Exercise objective
A single figure is required: the number of lines in the data below that hold the word "true".

++++

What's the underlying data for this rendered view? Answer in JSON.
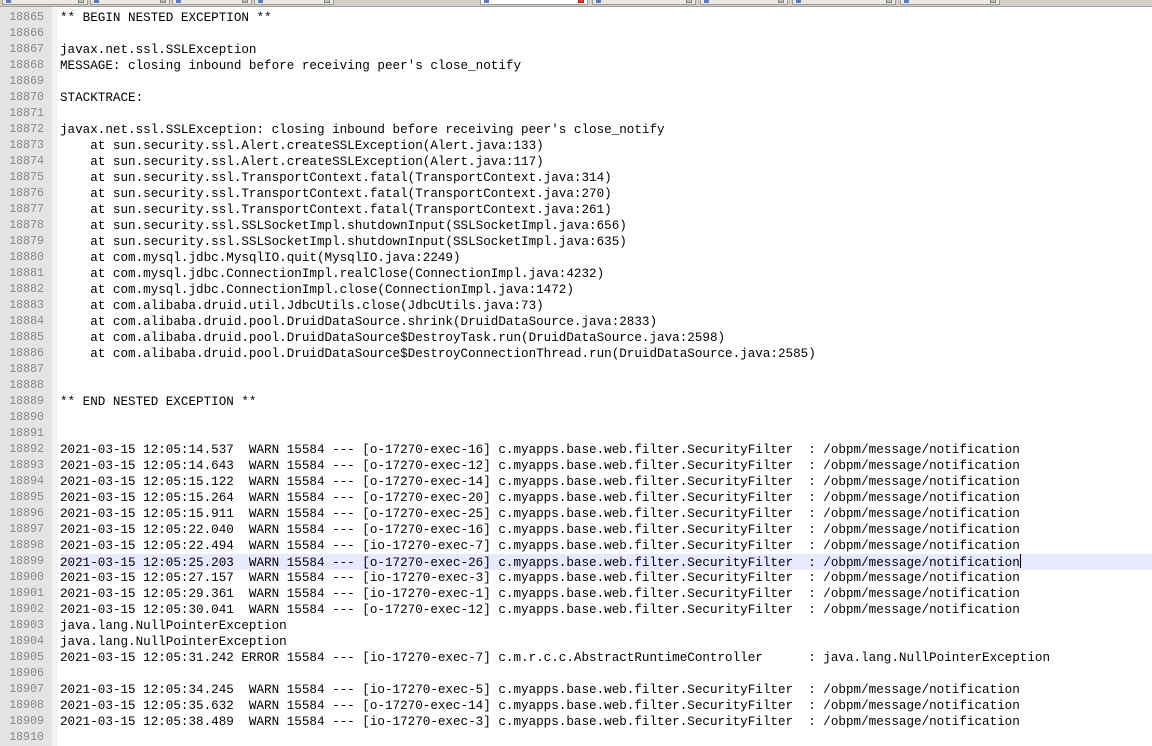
{
  "tabs": [
    {
      "label": "",
      "active": false
    },
    {
      "label": "",
      "active": false
    },
    {
      "label": "",
      "active": false
    },
    {
      "label": "",
      "active": false
    },
    {
      "label": "",
      "active": true
    },
    {
      "label": "",
      "active": false
    },
    {
      "label": "",
      "active": false
    },
    {
      "label": "",
      "active": false
    },
    {
      "label": "",
      "active": false
    }
  ],
  "editor": {
    "current_line": 18899,
    "lines": [
      {
        "n": "18865",
        "text": "** BEGIN NESTED EXCEPTION **"
      },
      {
        "n": "18866",
        "text": ""
      },
      {
        "n": "18867",
        "text": "javax.net.ssl.SSLException"
      },
      {
        "n": "18868",
        "text": "MESSAGE: closing inbound before receiving peer's close_notify"
      },
      {
        "n": "18869",
        "text": ""
      },
      {
        "n": "18870",
        "text": "STACKTRACE:"
      },
      {
        "n": "18871",
        "text": ""
      },
      {
        "n": "18872",
        "text": "javax.net.ssl.SSLException: closing inbound before receiving peer's close_notify"
      },
      {
        "n": "18873",
        "text": "    at sun.security.ssl.Alert.createSSLException(Alert.java:133)"
      },
      {
        "n": "18874",
        "text": "    at sun.security.ssl.Alert.createSSLException(Alert.java:117)"
      },
      {
        "n": "18875",
        "text": "    at sun.security.ssl.TransportContext.fatal(TransportContext.java:314)"
      },
      {
        "n": "18876",
        "text": "    at sun.security.ssl.TransportContext.fatal(TransportContext.java:270)"
      },
      {
        "n": "18877",
        "text": "    at sun.security.ssl.TransportContext.fatal(TransportContext.java:261)"
      },
      {
        "n": "18878",
        "text": "    at sun.security.ssl.SSLSocketImpl.shutdownInput(SSLSocketImpl.java:656)"
      },
      {
        "n": "18879",
        "text": "    at sun.security.ssl.SSLSocketImpl.shutdownInput(SSLSocketImpl.java:635)"
      },
      {
        "n": "18880",
        "text": "    at com.mysql.jdbc.MysqlIO.quit(MysqlIO.java:2249)"
      },
      {
        "n": "18881",
        "text": "    at com.mysql.jdbc.ConnectionImpl.realClose(ConnectionImpl.java:4232)"
      },
      {
        "n": "18882",
        "text": "    at com.mysql.jdbc.ConnectionImpl.close(ConnectionImpl.java:1472)"
      },
      {
        "n": "18883",
        "text": "    at com.alibaba.druid.util.JdbcUtils.close(JdbcUtils.java:73)"
      },
      {
        "n": "18884",
        "text": "    at com.alibaba.druid.pool.DruidDataSource.shrink(DruidDataSource.java:2833)"
      },
      {
        "n": "18885",
        "text": "    at com.alibaba.druid.pool.DruidDataSource$DestroyTask.run(DruidDataSource.java:2598)"
      },
      {
        "n": "18886",
        "text": "    at com.alibaba.druid.pool.DruidDataSource$DestroyConnectionThread.run(DruidDataSource.java:2585)"
      },
      {
        "n": "18887",
        "text": ""
      },
      {
        "n": "18888",
        "text": ""
      },
      {
        "n": "18889",
        "text": "** END NESTED EXCEPTION **"
      },
      {
        "n": "18890",
        "text": ""
      },
      {
        "n": "18891",
        "text": ""
      },
      {
        "n": "18892",
        "text": "2021-03-15 12:05:14.537  WARN 15584 --- [o-17270-exec-16] c.myapps.base.web.filter.SecurityFilter  : /obpm/message/notification"
      },
      {
        "n": "18893",
        "text": "2021-03-15 12:05:14.643  WARN 15584 --- [o-17270-exec-12] c.myapps.base.web.filter.SecurityFilter  : /obpm/message/notification"
      },
      {
        "n": "18894",
        "text": "2021-03-15 12:05:15.122  WARN 15584 --- [o-17270-exec-14] c.myapps.base.web.filter.SecurityFilter  : /obpm/message/notification"
      },
      {
        "n": "18895",
        "text": "2021-03-15 12:05:15.264  WARN 15584 --- [o-17270-exec-20] c.myapps.base.web.filter.SecurityFilter  : /obpm/message/notification"
      },
      {
        "n": "18896",
        "text": "2021-03-15 12:05:15.911  WARN 15584 --- [o-17270-exec-25] c.myapps.base.web.filter.SecurityFilter  : /obpm/message/notification"
      },
      {
        "n": "18897",
        "text": "2021-03-15 12:05:22.040  WARN 15584 --- [o-17270-exec-16] c.myapps.base.web.filter.SecurityFilter  : /obpm/message/notification"
      },
      {
        "n": "18898",
        "text": "2021-03-15 12:05:22.494  WARN 15584 --- [io-17270-exec-7] c.myapps.base.web.filter.SecurityFilter  : /obpm/message/notification"
      },
      {
        "n": "18899",
        "text": "2021-03-15 12:05:25.203  WARN 15584 --- [o-17270-exec-26] c.myapps.base.web.filter.SecurityFilter  : /obpm/message/notification"
      },
      {
        "n": "18900",
        "text": "2021-03-15 12:05:27.157  WARN 15584 --- [io-17270-exec-3] c.myapps.base.web.filter.SecurityFilter  : /obpm/message/notification"
      },
      {
        "n": "18901",
        "text": "2021-03-15 12:05:29.361  WARN 15584 --- [io-17270-exec-1] c.myapps.base.web.filter.SecurityFilter  : /obpm/message/notification"
      },
      {
        "n": "18902",
        "text": "2021-03-15 12:05:30.041  WARN 15584 --- [o-17270-exec-12] c.myapps.base.web.filter.SecurityFilter  : /obpm/message/notification"
      },
      {
        "n": "18903",
        "text": "java.lang.NullPointerException"
      },
      {
        "n": "18904",
        "text": "java.lang.NullPointerException"
      },
      {
        "n": "18905",
        "text": "2021-03-15 12:05:31.242 ERROR 15584 --- [io-17270-exec-7] c.m.r.c.c.AbstractRuntimeController      : java.lang.NullPointerException"
      },
      {
        "n": "18906",
        "text": ""
      },
      {
        "n": "18907",
        "text": "2021-03-15 12:05:34.245  WARN 15584 --- [io-17270-exec-5] c.myapps.base.web.filter.SecurityFilter  : /obpm/message/notification"
      },
      {
        "n": "18908",
        "text": "2021-03-15 12:05:35.632  WARN 15584 --- [o-17270-exec-14] c.myapps.base.web.filter.SecurityFilter  : /obpm/message/notification"
      },
      {
        "n": "18909",
        "text": "2021-03-15 12:05:38.489  WARN 15584 --- [io-17270-exec-3] c.myapps.base.web.filter.SecurityFilter  : /obpm/message/notification"
      },
      {
        "n": "18910",
        "text": ""
      }
    ]
  }
}
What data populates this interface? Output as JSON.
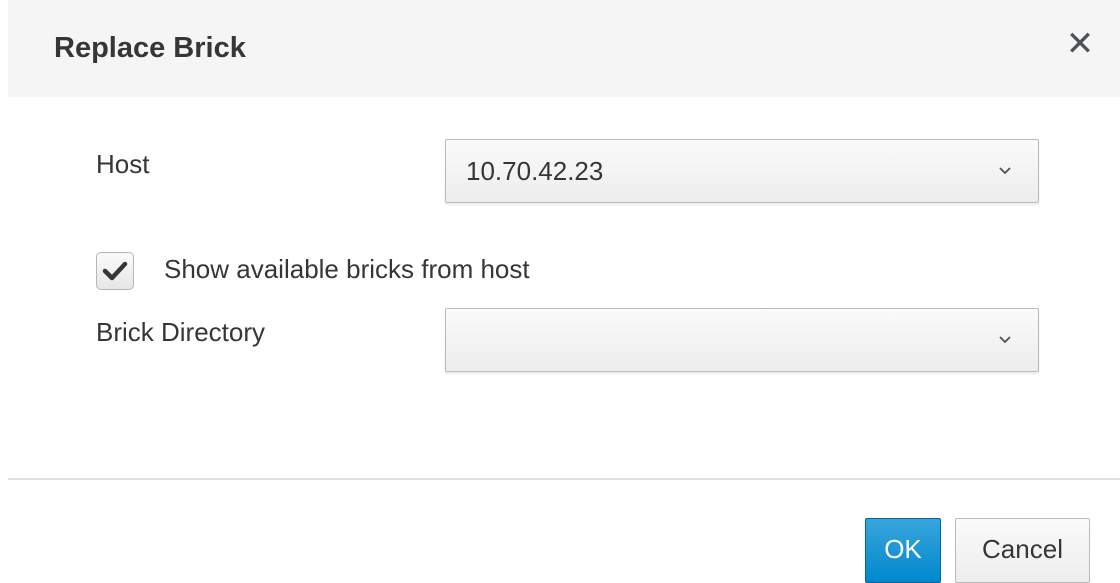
{
  "dialog": {
    "title": "Replace Brick",
    "close_glyph": "✕",
    "close_icon": "close-icon"
  },
  "form": {
    "host": {
      "label": "Host",
      "value": "10.70.42.23",
      "icon": "chevron-down-icon"
    },
    "show_bricks": {
      "label": "Show available bricks from host",
      "checked": true,
      "icon": "checkmark-icon"
    },
    "brick_directory": {
      "label": "Brick Directory",
      "value": "",
      "icon": "chevron-down-icon"
    }
  },
  "footer": {
    "ok_label": "OK",
    "cancel_label": "Cancel"
  },
  "colors": {
    "primary": "#0088ce",
    "header_bg": "#f5f5f5",
    "text": "#363636"
  }
}
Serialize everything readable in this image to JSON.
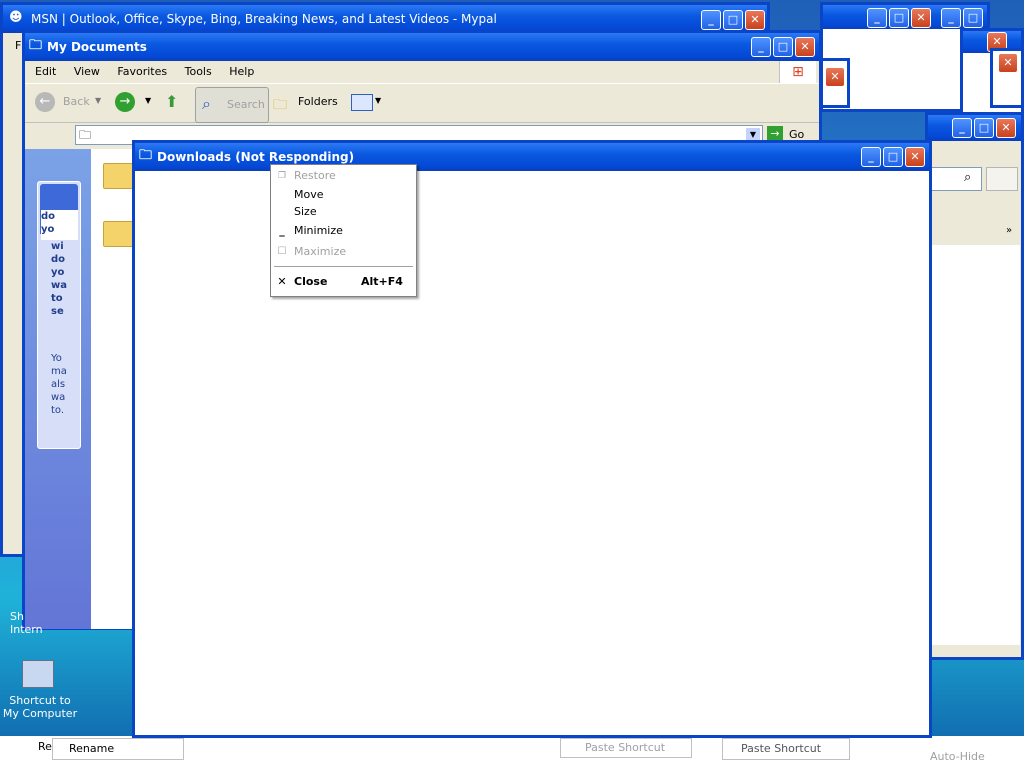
{
  "msn_window": {
    "title": "MSN | Outlook, Office, Skype, Bing, Breaking News, and Latest Videos - Mypal",
    "menu_first_letter": "F"
  },
  "my_documents": {
    "title": "My Documents",
    "menu": [
      "Edit",
      "View",
      "Favorites",
      "Tools",
      "Help"
    ],
    "toolbar": {
      "back": "Back",
      "search": "Search",
      "folders": "Folders"
    },
    "address": {
      "value": "",
      "go": "Go"
    },
    "task_panel": {
      "line1": [
        "do",
        "yo"
      ],
      "line2": [
        "wi",
        "do",
        "yo",
        "wa",
        "to",
        "se"
      ],
      "line3": [
        "Yo",
        "ma",
        "als",
        "wa",
        "to."
      ]
    }
  },
  "downloads_window": {
    "title": "Downloads (Not Responding)"
  },
  "context_menu": {
    "items": [
      {
        "label": "Restore",
        "enabled": false,
        "icon": "restore-icon"
      },
      {
        "label": "Move",
        "enabled": true
      },
      {
        "label": "Size",
        "enabled": true
      },
      {
        "label": "Minimize",
        "enabled": true,
        "icon": "minimize-icon"
      },
      {
        "label": "Maximize",
        "enabled": false,
        "icon": "maximize-icon"
      },
      {
        "label": "Close",
        "enabled": true,
        "icon": "close-icon",
        "shortcut": "Alt+F4",
        "bold": true
      }
    ]
  },
  "desktop": {
    "shortcut_internet_1": "Sh",
    "shortcut_internet_2": "Intern",
    "shortcut_my_computer": "Shortcut to My Computer",
    "left_frag": "Re"
  },
  "bottom_fragments": {
    "rename": "Rename",
    "paste_shortcut_1": "Paste Shortcut",
    "paste_shortcut_2": "Paste Shortcut",
    "auto_hide": "Auto-Hide"
  }
}
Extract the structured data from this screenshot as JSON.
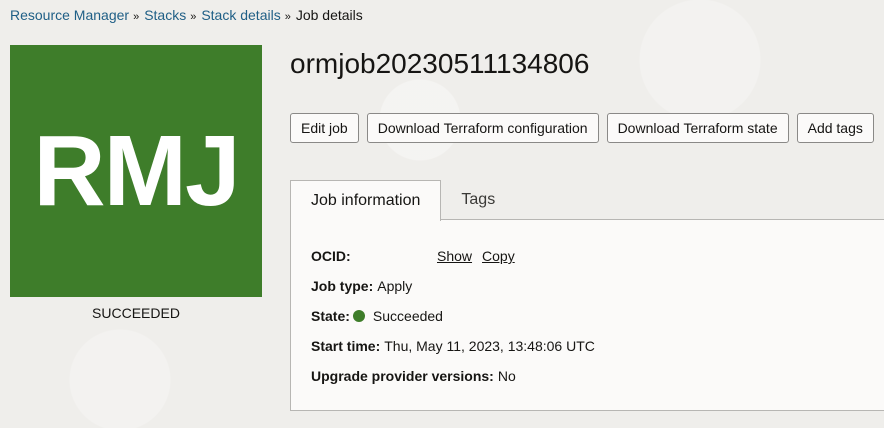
{
  "breadcrumb": {
    "items": [
      "Resource Manager",
      "Stacks",
      "Stack details"
    ],
    "separator": "»",
    "current": "Job details"
  },
  "job_icon": {
    "text": "RMJ",
    "color": "#3e7d2a"
  },
  "status_label": "SUCCEEDED",
  "job_title": "ormjob20230511134806",
  "actions": {
    "edit": "Edit job",
    "download_config": "Download Terraform configuration",
    "download_state": "Download Terraform state",
    "add_tags": "Add tags"
  },
  "tabs": {
    "job_info": "Job information",
    "tags": "Tags"
  },
  "details": {
    "ocid_label": "OCID:",
    "ocid_show": "Show",
    "ocid_copy": "Copy",
    "job_type_label": "Job type:",
    "job_type_value": "Apply",
    "state_label": "State:",
    "state_value": "Succeeded",
    "state_color": "#3e7d2a",
    "start_time_label": "Start time:",
    "start_time_value": "Thu, May 11, 2023, 13:48:06 UTC",
    "upgrade_label": "Upgrade provider versions:",
    "upgrade_value": "No"
  }
}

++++

Task answer
7